A plethora of problems, past and present
Although IPSC research certainly is a promising and rapidly-progressing field, there are a number of challenges associated with iPSCs (some of which have been resolved):
- Incomplete reprogramming. When a bunch of cells are transfected, not all the cells fully transition to iPSC…but wait, given enough time, maybe they can.
- Inefficiency, “stemming” from the above. Because viral integration occurs randomly, the efficiency of stable iPSC production is low. Many methods that improve efficiency tend to increase the risk of:
- Cancer. When viruses insert their DNA into host genomes, it sometimes ends up in the wrong place, causes abnormal expression of the Yamanaka factors, and ultimately leads to cancer. All four genes are involved in tumour development, and C-myc in particular is quite the troublemaker. Scientists have (sort of) solved this problem by
- Inefficiency. Methods a) and b) above tend to slow things down; thus, the battle between efficiency and un-canceryness continues.
- Inefficiency. The production of neurons and blood cells from iPSCs was found to be much slower than from ESCs. They also grew slower and died quicker.
There are many other challenges facing iPSC researchers, but I don’t want to discourage you, and I’d rather not go on. Good night.
Hold on a minute! You mean that’s it?!?
Alright, now that we’ve cried ourselves to sleep over the confuzzlement of iPSC scientists and the sufferings of minute rodents – and awoken most refreshed – it’s time to talk about a very bright future.
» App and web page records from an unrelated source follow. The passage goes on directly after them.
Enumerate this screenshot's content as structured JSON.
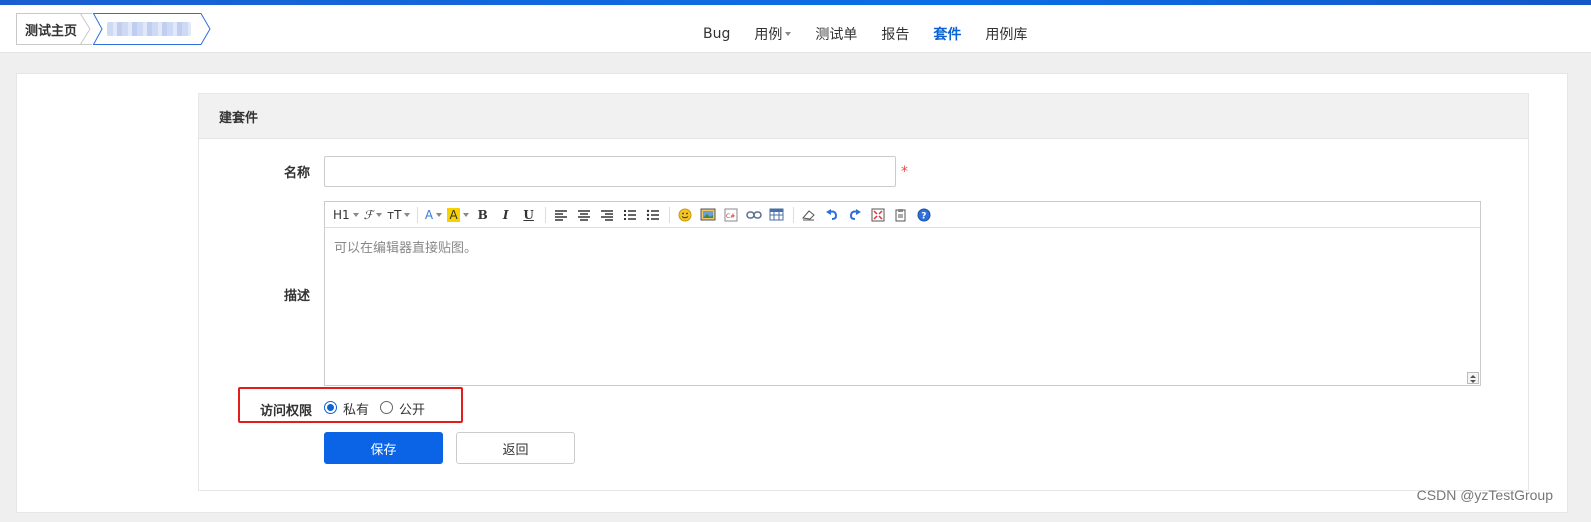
{
  "breadcrumb": {
    "home": "测试主页"
  },
  "nav": {
    "items": [
      {
        "label": "Bug"
      },
      {
        "label": "用例"
      },
      {
        "label": "测试单"
      },
      {
        "label": "报告"
      },
      {
        "label": "套件"
      },
      {
        "label": "用例库"
      }
    ],
    "active": "套件"
  },
  "form": {
    "title": "建套件",
    "name_label": "名称",
    "name_value": "",
    "required_mark": "*",
    "desc_label": "描述",
    "desc_placeholder": "可以在编辑器直接贴图。",
    "toolbar": {
      "heading": "H1",
      "font_family": "ℱ",
      "font_size": "тT",
      "font_color": "A",
      "bg_color": "A",
      "bold": "B",
      "italic": "I",
      "underline": "U"
    },
    "access_label": "访问权限",
    "access_options": [
      {
        "label": "私有",
        "checked": true
      },
      {
        "label": "公开",
        "checked": false
      }
    ],
    "save_label": "保存",
    "back_label": "返回"
  },
  "watermark": "CSDN @yzTestGroup",
  "colors": {
    "accent": "#0b63e6",
    "highlight_box": "#e21d1d"
  }
}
First, considering the stupendous potential of autotransplantation and pluripotency, iPSCs will likely be used to treat an enormous range of diseases. Second, scientists are learning why iPSCs are less “stemmy” than ESCs; they have identified epigenetic issues in both mice and humans. Better understanding of these problems should help us find solutions for inefficiency, hopefully without causing cancer – because I suppose it would be nice for the two to get along. (And, perhaps, to have effective treatments that don’t kill people). An added benefit: the less confuzzled scientists are, the happier (i.e., less dead) their mice will be. Someday induced pluripotent stem cells will, once again, baffle everyone…and their mouse.